To take an online course, you’ll need a good-quality computer (Windows XP/Vista/7, Pentium III, or Mac OS X 10.5, G4 or G5 processor, 256 MB RAM) with a high-speed internet connection, soundcard, speakers, and microphone, and up-to-date versions of free software (Explorer/Firefox, Java, Flash, Adobe Reader). See also Preparing For Your Course.
The deadlines for new applications to Queen’s are 1 April (for May summer term), 1 June (for July summer term), 1 August (for fall term), and 1 December (for winter term). All documents must be received by the 15th of the month following the deadline. You can register for a course up to one week after the start of the course. See also Dates and Deadlines.

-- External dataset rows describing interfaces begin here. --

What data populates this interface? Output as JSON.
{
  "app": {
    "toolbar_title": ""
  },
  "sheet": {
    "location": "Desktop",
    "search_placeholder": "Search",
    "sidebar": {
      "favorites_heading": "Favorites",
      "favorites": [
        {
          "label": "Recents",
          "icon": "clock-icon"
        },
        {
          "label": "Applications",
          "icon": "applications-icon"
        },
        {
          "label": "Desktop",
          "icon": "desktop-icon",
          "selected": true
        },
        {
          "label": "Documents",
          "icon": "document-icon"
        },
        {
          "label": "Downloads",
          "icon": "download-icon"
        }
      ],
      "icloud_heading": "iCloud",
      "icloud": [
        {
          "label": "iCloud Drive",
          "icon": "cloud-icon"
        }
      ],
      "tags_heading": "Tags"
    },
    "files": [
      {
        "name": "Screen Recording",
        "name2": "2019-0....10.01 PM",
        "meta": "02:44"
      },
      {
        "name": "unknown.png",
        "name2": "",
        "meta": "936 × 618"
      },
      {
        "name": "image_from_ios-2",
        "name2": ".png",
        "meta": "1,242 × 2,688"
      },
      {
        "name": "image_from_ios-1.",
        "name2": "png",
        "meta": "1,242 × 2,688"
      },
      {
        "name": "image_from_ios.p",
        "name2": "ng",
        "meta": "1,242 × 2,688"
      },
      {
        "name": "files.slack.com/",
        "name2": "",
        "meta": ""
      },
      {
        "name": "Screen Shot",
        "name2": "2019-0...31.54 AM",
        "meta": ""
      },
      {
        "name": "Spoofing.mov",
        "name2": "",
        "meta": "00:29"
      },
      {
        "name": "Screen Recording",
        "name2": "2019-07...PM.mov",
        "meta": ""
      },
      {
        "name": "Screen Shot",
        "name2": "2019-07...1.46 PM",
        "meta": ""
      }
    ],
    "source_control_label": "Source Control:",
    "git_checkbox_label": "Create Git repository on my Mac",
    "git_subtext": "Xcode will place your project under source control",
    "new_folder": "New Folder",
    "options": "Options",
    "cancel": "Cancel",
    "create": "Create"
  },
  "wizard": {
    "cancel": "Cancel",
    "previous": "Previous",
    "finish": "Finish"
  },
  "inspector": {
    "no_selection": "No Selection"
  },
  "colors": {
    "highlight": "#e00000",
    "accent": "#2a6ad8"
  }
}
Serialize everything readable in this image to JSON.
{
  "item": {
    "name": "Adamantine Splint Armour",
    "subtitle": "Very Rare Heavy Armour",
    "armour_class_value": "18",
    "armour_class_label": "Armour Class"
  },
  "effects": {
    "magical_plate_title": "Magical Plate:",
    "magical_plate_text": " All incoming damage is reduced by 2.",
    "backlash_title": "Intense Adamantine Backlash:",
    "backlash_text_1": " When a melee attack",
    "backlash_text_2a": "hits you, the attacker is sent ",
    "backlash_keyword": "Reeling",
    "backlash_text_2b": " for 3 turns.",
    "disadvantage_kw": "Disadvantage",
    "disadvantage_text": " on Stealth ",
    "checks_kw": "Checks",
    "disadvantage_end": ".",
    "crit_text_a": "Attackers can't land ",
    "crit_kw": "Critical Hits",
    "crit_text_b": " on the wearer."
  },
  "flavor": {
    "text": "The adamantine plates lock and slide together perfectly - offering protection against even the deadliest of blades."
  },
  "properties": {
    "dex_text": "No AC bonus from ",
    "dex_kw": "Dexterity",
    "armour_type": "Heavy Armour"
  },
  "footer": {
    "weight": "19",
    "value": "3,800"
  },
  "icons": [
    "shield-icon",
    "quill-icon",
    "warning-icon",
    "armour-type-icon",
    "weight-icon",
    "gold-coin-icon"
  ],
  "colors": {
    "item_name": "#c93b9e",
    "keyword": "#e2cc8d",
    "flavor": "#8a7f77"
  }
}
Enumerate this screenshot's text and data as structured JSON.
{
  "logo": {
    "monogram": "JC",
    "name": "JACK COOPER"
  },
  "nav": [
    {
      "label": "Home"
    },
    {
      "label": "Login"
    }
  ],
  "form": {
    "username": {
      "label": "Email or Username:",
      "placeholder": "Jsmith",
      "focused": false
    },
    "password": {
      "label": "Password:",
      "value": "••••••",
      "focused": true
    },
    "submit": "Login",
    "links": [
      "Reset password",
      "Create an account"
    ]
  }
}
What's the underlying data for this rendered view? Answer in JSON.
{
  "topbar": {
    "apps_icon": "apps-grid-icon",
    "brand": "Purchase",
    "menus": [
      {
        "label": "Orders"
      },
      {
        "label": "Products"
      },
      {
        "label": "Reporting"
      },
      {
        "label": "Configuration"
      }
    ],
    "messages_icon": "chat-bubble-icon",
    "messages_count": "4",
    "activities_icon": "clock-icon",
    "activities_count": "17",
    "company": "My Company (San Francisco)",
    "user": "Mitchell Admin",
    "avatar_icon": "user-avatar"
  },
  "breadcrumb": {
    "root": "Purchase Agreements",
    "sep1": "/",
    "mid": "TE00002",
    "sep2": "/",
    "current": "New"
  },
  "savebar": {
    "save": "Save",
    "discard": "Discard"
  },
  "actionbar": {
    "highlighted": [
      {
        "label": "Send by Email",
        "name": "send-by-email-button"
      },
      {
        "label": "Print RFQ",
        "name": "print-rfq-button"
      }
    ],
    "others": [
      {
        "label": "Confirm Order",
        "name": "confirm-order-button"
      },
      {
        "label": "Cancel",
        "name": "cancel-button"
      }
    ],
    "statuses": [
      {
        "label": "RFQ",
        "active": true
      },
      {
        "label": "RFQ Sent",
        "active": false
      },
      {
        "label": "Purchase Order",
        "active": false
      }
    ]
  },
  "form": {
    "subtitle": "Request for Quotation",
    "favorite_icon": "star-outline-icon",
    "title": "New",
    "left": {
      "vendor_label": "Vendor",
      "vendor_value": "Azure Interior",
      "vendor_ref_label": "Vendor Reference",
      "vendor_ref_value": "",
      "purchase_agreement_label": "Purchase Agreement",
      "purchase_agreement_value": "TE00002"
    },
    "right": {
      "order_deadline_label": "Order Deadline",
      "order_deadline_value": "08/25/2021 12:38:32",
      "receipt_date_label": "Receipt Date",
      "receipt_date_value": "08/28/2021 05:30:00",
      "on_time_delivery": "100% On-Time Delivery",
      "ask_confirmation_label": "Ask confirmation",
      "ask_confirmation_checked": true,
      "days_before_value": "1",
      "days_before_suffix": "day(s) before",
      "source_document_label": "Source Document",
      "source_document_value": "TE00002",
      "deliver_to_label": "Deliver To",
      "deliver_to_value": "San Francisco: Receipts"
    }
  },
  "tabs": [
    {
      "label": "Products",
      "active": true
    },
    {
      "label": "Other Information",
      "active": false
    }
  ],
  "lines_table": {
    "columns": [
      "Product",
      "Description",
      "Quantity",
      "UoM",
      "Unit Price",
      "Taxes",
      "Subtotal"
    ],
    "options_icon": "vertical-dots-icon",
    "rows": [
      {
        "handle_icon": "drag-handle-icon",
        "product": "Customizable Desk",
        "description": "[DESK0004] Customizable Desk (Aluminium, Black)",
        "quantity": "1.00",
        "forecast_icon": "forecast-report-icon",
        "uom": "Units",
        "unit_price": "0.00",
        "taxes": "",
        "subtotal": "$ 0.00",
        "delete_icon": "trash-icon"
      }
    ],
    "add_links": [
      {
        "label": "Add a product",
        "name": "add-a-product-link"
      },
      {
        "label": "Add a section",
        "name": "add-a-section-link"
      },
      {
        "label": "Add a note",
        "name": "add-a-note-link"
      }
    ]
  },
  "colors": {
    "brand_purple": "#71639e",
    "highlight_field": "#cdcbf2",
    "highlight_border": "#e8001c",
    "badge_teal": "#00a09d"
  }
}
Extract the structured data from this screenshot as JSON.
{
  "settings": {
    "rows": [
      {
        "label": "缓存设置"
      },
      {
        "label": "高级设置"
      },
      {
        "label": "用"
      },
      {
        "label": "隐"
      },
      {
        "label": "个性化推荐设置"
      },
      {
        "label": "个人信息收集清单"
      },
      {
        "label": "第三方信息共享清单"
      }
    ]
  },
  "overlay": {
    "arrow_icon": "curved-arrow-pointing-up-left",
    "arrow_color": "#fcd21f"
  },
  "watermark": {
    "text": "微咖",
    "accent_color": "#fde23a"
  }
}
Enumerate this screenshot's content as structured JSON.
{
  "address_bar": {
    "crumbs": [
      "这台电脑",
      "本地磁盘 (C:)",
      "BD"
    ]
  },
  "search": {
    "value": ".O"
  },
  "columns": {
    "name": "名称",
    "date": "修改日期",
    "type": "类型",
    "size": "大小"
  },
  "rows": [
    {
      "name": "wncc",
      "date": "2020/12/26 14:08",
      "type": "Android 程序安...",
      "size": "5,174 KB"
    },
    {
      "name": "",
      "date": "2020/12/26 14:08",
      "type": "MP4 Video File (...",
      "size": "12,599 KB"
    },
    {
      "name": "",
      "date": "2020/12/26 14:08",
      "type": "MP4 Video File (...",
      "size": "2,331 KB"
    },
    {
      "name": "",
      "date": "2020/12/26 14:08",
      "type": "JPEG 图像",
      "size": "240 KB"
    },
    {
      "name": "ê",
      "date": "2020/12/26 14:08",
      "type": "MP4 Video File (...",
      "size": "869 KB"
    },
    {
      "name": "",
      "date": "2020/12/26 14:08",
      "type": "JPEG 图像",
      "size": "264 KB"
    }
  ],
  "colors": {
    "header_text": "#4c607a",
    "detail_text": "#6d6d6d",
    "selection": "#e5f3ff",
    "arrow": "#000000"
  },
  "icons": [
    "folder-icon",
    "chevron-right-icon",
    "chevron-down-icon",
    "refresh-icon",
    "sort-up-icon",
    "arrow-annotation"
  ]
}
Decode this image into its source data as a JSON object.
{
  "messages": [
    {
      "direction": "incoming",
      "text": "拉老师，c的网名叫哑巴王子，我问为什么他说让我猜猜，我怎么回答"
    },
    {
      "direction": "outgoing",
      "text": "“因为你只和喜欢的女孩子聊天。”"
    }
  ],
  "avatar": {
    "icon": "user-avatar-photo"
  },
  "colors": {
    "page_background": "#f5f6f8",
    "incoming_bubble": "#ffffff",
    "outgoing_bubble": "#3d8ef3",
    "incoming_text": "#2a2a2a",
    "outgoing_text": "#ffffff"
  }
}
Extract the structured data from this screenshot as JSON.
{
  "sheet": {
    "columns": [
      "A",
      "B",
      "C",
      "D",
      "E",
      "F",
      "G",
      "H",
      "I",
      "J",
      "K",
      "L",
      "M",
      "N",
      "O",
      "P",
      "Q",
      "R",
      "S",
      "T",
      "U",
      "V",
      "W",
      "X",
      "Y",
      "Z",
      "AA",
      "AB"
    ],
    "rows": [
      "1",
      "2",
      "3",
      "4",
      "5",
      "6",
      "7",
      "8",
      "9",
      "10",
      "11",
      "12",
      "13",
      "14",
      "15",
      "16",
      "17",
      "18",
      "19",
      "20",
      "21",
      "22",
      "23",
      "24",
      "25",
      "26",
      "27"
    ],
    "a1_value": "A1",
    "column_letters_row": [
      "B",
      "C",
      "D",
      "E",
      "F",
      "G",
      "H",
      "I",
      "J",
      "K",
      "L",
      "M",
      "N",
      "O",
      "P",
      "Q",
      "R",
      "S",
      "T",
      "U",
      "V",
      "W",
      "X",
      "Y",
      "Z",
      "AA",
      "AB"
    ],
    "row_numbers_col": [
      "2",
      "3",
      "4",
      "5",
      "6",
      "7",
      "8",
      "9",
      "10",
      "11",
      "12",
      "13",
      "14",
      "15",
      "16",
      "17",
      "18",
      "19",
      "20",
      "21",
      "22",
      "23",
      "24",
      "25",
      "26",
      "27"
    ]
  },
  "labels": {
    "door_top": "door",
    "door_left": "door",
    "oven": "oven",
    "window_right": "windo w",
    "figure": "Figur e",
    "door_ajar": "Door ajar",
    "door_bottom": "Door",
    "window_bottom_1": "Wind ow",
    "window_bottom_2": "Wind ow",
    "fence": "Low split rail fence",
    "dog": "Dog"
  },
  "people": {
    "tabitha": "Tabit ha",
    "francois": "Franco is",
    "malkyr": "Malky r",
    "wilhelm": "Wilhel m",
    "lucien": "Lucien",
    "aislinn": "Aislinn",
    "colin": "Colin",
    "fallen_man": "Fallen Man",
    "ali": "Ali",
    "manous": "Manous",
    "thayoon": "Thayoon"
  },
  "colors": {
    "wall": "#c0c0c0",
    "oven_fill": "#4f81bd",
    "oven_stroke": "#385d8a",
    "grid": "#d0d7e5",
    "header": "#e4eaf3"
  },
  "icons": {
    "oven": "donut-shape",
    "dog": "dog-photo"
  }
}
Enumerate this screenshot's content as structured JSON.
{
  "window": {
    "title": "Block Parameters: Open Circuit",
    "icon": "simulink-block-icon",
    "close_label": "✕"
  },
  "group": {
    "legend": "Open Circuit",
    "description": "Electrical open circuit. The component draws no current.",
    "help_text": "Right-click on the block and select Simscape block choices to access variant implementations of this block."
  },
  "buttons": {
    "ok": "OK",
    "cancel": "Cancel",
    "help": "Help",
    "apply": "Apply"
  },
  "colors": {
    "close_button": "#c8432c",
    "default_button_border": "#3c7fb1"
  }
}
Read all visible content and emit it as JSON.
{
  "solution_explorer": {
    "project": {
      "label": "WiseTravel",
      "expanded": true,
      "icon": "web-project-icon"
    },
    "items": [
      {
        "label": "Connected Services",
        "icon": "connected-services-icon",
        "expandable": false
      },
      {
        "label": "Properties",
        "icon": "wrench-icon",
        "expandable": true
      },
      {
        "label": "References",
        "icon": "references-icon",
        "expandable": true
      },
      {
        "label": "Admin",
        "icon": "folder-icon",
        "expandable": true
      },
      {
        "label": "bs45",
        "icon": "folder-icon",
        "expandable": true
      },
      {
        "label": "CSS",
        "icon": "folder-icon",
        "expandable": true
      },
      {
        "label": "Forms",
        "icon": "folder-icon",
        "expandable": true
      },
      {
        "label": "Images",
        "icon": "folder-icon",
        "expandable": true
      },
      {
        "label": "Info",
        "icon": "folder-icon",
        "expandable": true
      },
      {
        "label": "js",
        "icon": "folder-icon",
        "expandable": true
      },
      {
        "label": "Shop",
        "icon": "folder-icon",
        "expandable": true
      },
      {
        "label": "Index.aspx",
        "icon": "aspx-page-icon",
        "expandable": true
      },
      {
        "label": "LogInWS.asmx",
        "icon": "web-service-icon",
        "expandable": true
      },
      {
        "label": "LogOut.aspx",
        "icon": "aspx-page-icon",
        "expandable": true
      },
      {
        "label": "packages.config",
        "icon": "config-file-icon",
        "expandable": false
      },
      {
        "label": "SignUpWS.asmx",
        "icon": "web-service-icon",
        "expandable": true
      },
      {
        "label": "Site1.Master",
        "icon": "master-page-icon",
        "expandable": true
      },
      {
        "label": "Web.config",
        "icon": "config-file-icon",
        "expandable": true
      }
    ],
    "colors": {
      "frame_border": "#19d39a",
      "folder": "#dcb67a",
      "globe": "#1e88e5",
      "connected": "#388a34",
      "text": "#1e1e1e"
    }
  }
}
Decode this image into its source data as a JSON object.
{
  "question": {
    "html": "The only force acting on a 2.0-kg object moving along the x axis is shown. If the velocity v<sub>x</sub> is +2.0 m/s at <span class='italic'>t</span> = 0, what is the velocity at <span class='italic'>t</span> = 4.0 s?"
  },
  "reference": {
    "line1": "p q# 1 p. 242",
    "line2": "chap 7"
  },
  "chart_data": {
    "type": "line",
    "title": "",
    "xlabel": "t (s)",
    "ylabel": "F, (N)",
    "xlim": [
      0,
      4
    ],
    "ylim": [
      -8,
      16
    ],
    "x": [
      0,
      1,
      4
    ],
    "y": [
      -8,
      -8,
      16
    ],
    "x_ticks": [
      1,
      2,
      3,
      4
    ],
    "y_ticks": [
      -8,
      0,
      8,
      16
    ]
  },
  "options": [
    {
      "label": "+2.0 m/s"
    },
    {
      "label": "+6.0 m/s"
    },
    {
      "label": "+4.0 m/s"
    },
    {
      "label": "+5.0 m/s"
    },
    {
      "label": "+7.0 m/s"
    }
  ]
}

Tuition fees vary depending when you start, your year, faculty, and program. Fees for 2013-14 first-year Distance Career Arts & Science Canadian students are as follows: for a 3.0-unit course, $597.70; for a 6.0-unit course, $1195.40. See also Tuition and Payment.
All textbooks can be purchased at Queen’s Campus Bookstore.
All Queen’s Arts and Science Online courses are open to students at other universities. Before applying as a visiting student, request a Letter of Permission from your home university that states that you have permission to take the course and apply it to your degree. See also Apply.
Please see Queen’s policy statement on academic integrity for information on how to complete an online course honestly.